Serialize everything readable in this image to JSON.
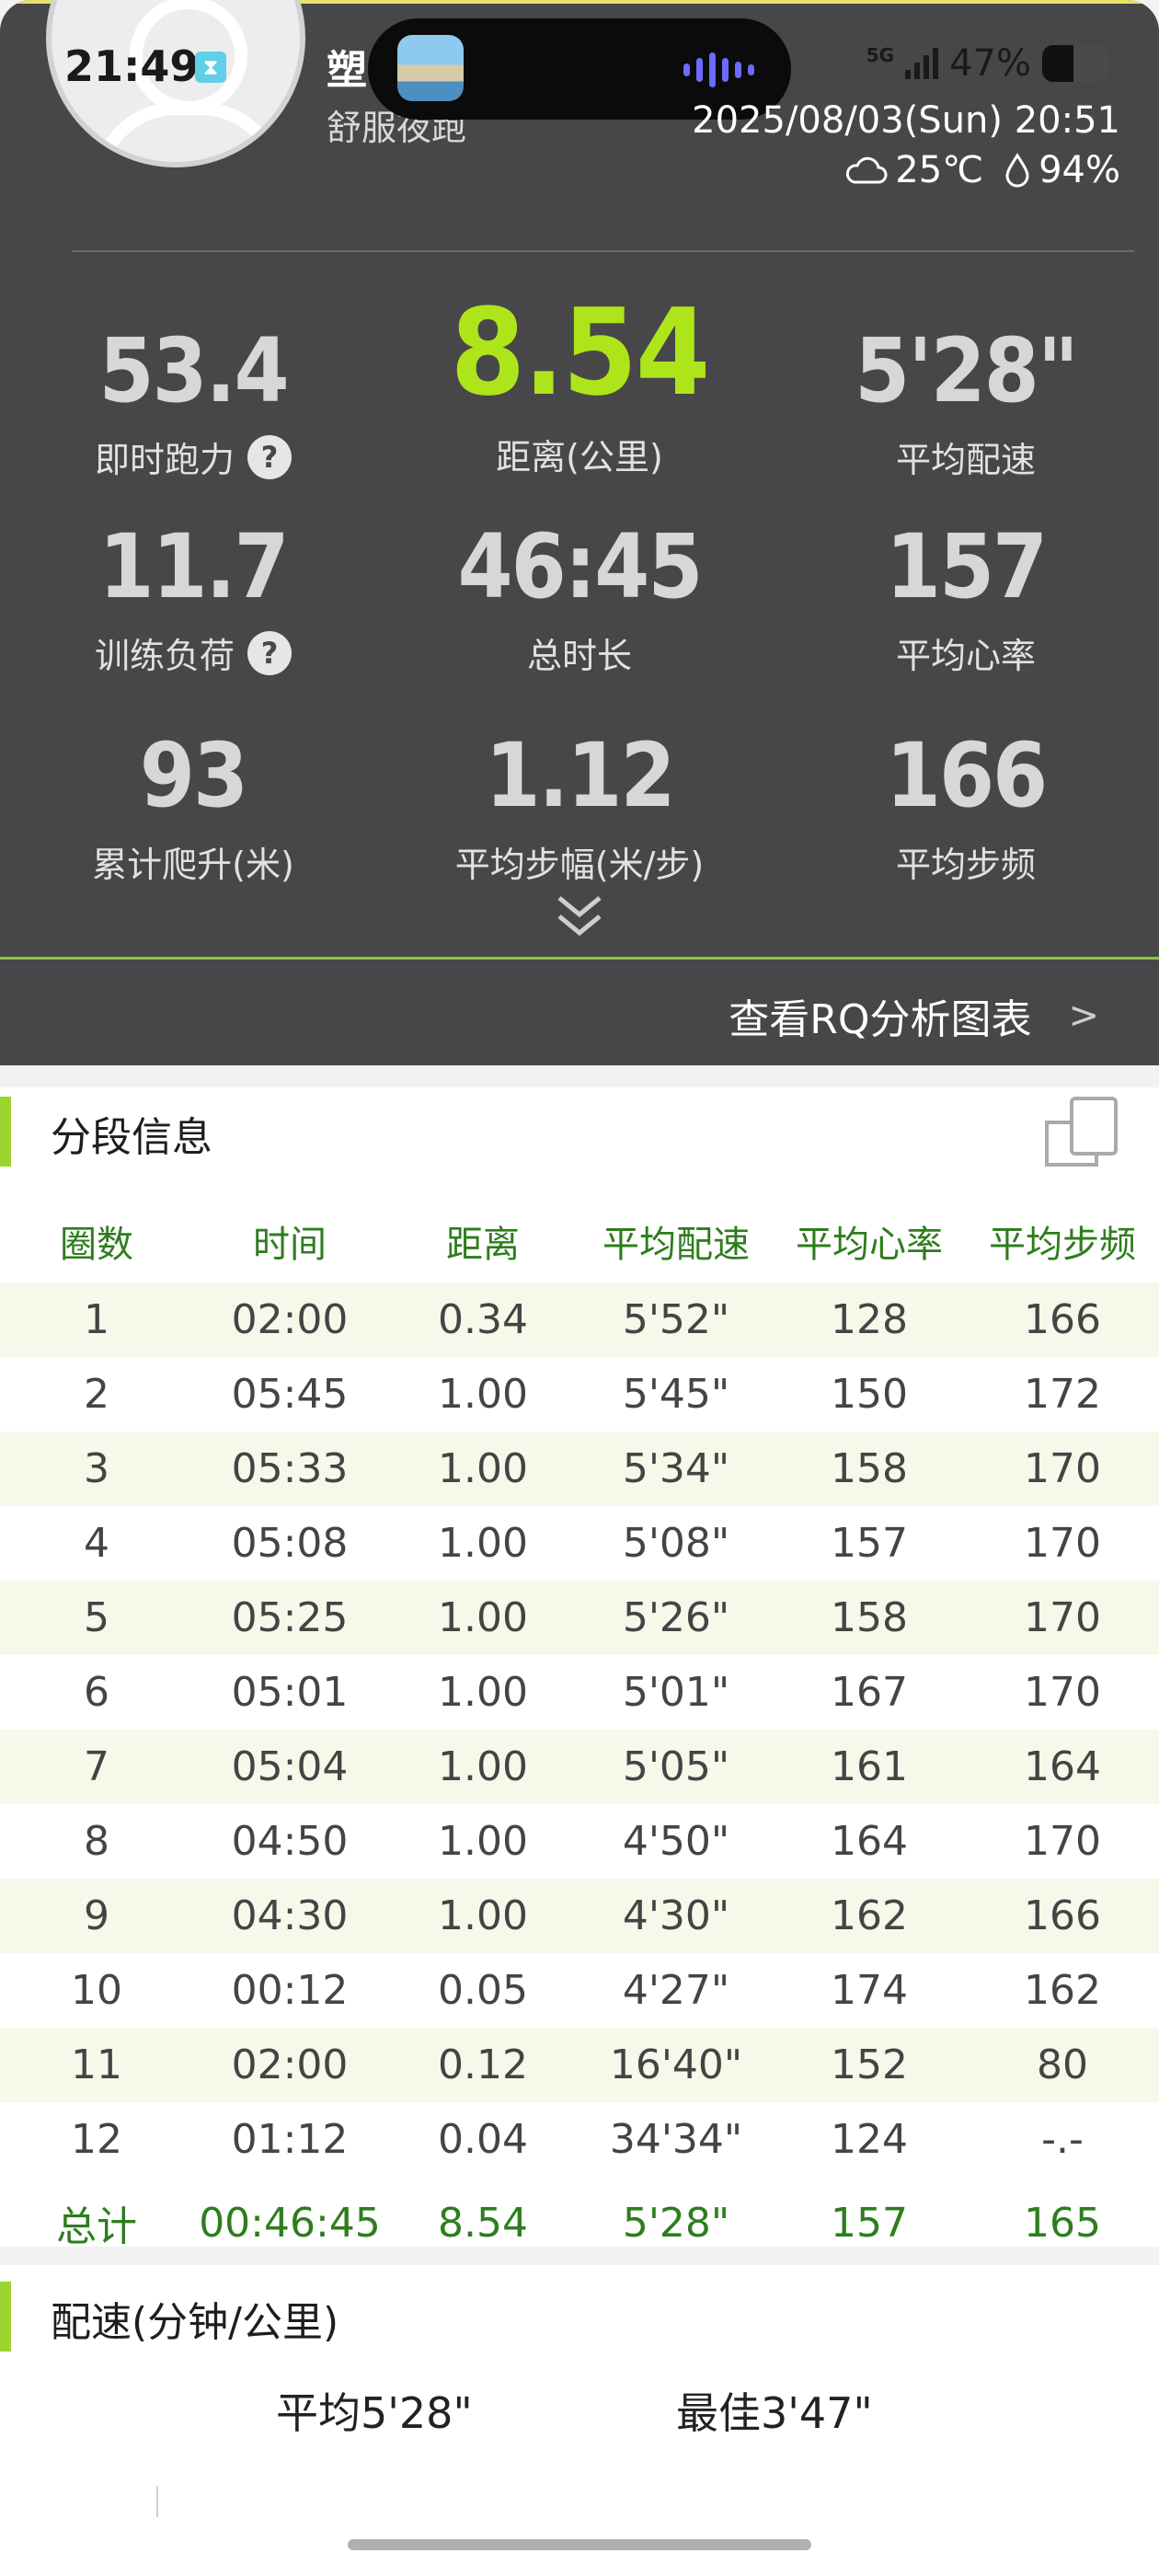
{
  "status_bar": {
    "time": "21:49",
    "network": "5G",
    "battery": "47%",
    "battery_level": 0.47
  },
  "header": {
    "title_line1": "塑",
    "title_line2": "舒服夜跑",
    "datetime": "2025/08/03(Sun) 20:51",
    "temperature": "25℃",
    "humidity": "94%"
  },
  "metrics": [
    {
      "value": "53.4",
      "label": "即时跑力",
      "help": "?"
    },
    {
      "value": "8.54",
      "label": "距离(公里)"
    },
    {
      "value": "5'28\"",
      "label": "平均配速"
    },
    {
      "value": "11.7",
      "label": "训练负荷",
      "help": "?"
    },
    {
      "value": "46:45",
      "label": "总时长"
    },
    {
      "value": "157",
      "label": "平均心率"
    },
    {
      "value": "93",
      "label": "累计爬升(米)"
    },
    {
      "value": "1.12",
      "label": "平均步幅(米/步)"
    },
    {
      "value": "166",
      "label": "平均步频"
    }
  ],
  "rq_link": {
    "label": "查看RQ分析图表",
    "arrow": ">"
  },
  "splits": {
    "title": "分段信息",
    "columns": [
      "圈数",
      "时间",
      "距离",
      "平均配速",
      "平均心率",
      "平均步频"
    ],
    "rows": [
      [
        "1",
        "02:00",
        "0.34",
        "5'52\"",
        "128",
        "166"
      ],
      [
        "2",
        "05:45",
        "1.00",
        "5'45\"",
        "150",
        "172"
      ],
      [
        "3",
        "05:33",
        "1.00",
        "5'34\"",
        "158",
        "170"
      ],
      [
        "4",
        "05:08",
        "1.00",
        "5'08\"",
        "157",
        "170"
      ],
      [
        "5",
        "05:25",
        "1.00",
        "5'26\"",
        "158",
        "170"
      ],
      [
        "6",
        "05:01",
        "1.00",
        "5'01\"",
        "167",
        "170"
      ],
      [
        "7",
        "05:04",
        "1.00",
        "5'05\"",
        "161",
        "164"
      ],
      [
        "8",
        "04:50",
        "1.00",
        "4'50\"",
        "164",
        "170"
      ],
      [
        "9",
        "04:30",
        "1.00",
        "4'30\"",
        "162",
        "166"
      ],
      [
        "10",
        "00:12",
        "0.05",
        "4'27\"",
        "174",
        "162"
      ],
      [
        "11",
        "02:00",
        "0.12",
        "16'40\"",
        "152",
        "80"
      ],
      [
        "12",
        "01:12",
        "0.04",
        "34'34\"",
        "124",
        "-.-"
      ]
    ],
    "total": [
      "总计",
      "00:46:45",
      "8.54",
      "5'28\"",
      "157",
      "165"
    ]
  },
  "pace": {
    "title": "配速(分钟/公里)",
    "avg": "平均5'28\"",
    "best": "最佳3'47\""
  },
  "colors": {
    "dark_bg": "#474749",
    "accent_green": "#aee51a",
    "table_green": "#2e7d1e",
    "bar_green": "#9cd32f"
  }
}
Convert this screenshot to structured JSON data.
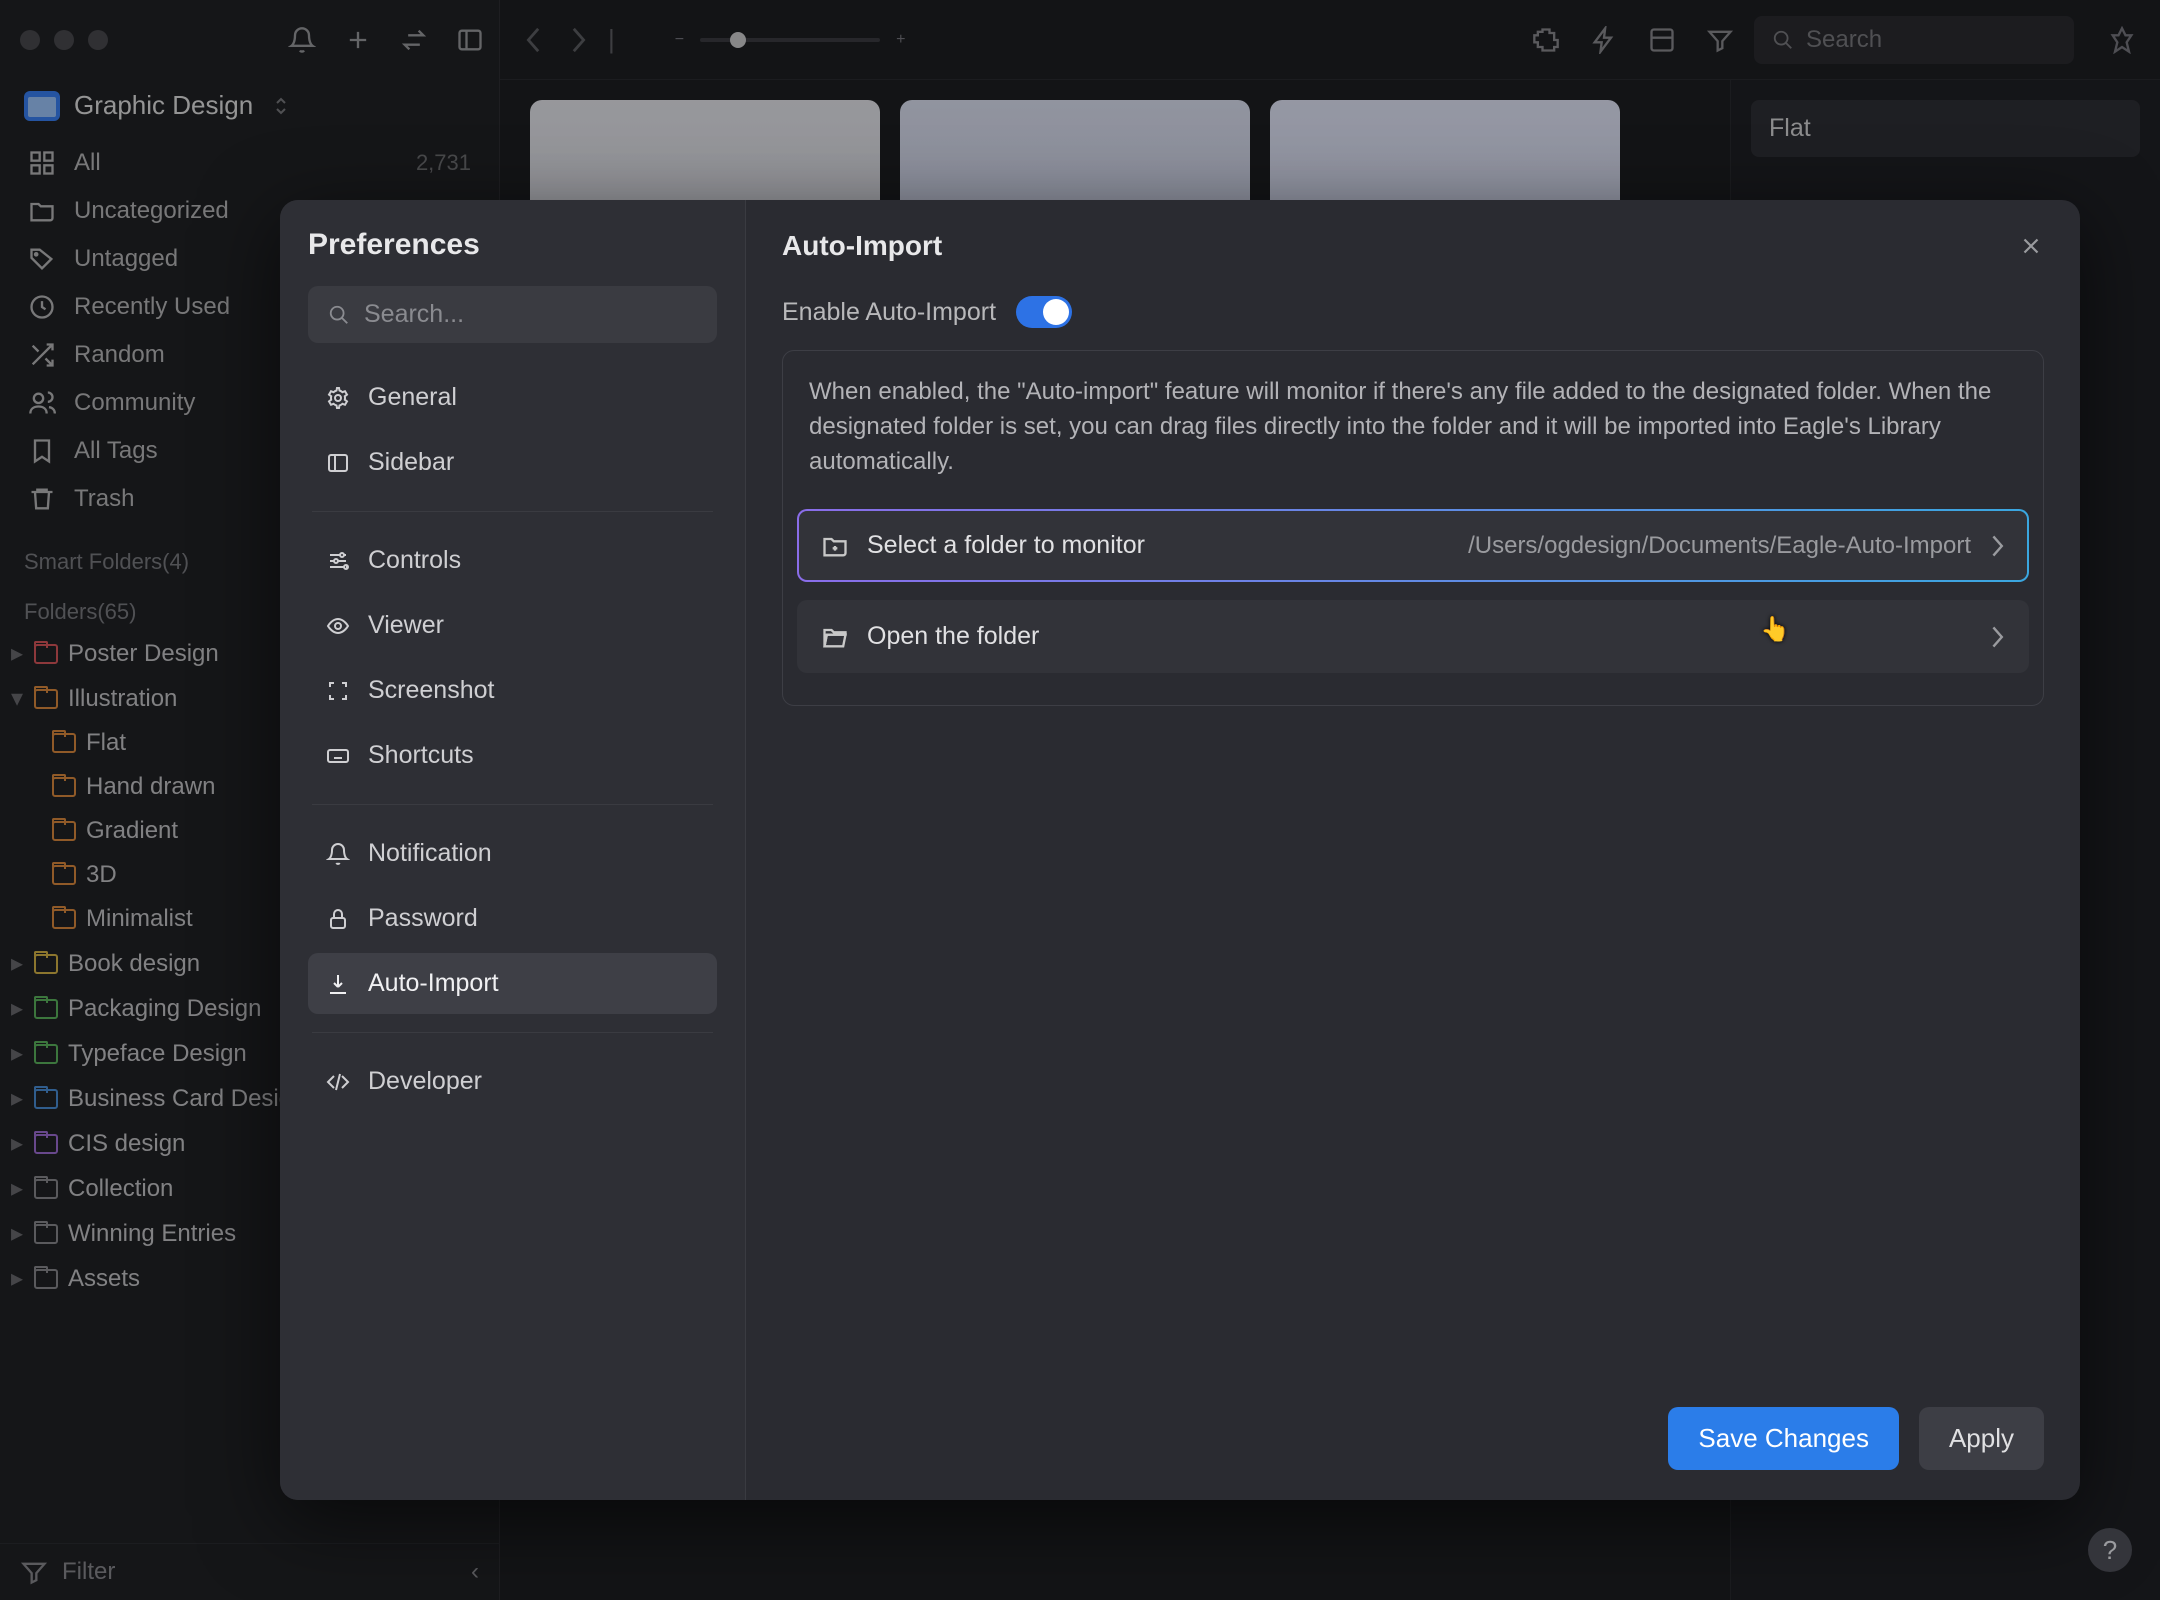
{
  "library": {
    "title": "Graphic Design"
  },
  "topbar": {
    "search_placeholder": "Search"
  },
  "sidebar": {
    "items": [
      {
        "icon": "grid",
        "label": "All",
        "count": "2,731"
      },
      {
        "icon": "folder",
        "label": "Uncategorized"
      },
      {
        "icon": "tag",
        "label": "Untagged"
      },
      {
        "icon": "clock",
        "label": "Recently Used"
      },
      {
        "icon": "shuffle",
        "label": "Random"
      },
      {
        "icon": "people",
        "label": "Community"
      },
      {
        "icon": "bookmark",
        "label": "All Tags"
      },
      {
        "icon": "trash",
        "label": "Trash"
      }
    ],
    "smart_label": "Smart Folders(4)",
    "folders_label": "Folders(65)",
    "folders": [
      {
        "color": "red",
        "label": "Poster Design",
        "expanded": false
      },
      {
        "color": "orange",
        "label": "Illustration",
        "expanded": true,
        "children": [
          {
            "label": "Flat"
          },
          {
            "label": "Hand drawn"
          },
          {
            "label": "Gradient"
          },
          {
            "label": "3D"
          },
          {
            "label": "Minimalist"
          }
        ]
      },
      {
        "color": "yellow",
        "label": "Book design"
      },
      {
        "color": "green",
        "label": "Packaging Design"
      },
      {
        "color": "green",
        "label": "Typeface Design"
      },
      {
        "color": "blue",
        "label": "Business Card Design"
      },
      {
        "color": "purple",
        "label": "CIS design"
      },
      {
        "color": "gray",
        "label": "Collection"
      },
      {
        "color": "gray",
        "label": "Winning Entries"
      },
      {
        "color": "gray",
        "label": "Assets"
      }
    ],
    "filter_placeholder": "Filter"
  },
  "rightpanel": {
    "tag": "Flat"
  },
  "modal": {
    "sidebar_title": "Preferences",
    "search_placeholder": "Search...",
    "groups": [
      [
        "General",
        "Sidebar"
      ],
      [
        "Controls",
        "Viewer",
        "Screenshot",
        "Shortcuts"
      ],
      [
        "Notification",
        "Password",
        "Auto-Import"
      ],
      [
        "Developer"
      ]
    ],
    "selected": "Auto-Import",
    "title": "Auto-Import",
    "enable_label": "Enable Auto-Import",
    "enable_on": true,
    "description": "When enabled, the \"Auto-import\" feature will monitor if there's any file added to the designated folder. When the designated folder is set, you can drag files directly into the folder and it will be imported into Eagle's Library automatically.",
    "select_label": "Select a folder to monitor",
    "select_path": "/Users/ogdesign/Documents/Eagle-Auto-Import",
    "open_label": "Open the folder",
    "save_label": "Save Changes",
    "apply_label": "Apply"
  }
}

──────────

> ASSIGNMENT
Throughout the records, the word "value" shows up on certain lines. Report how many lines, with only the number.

> TASK RESPONSE
9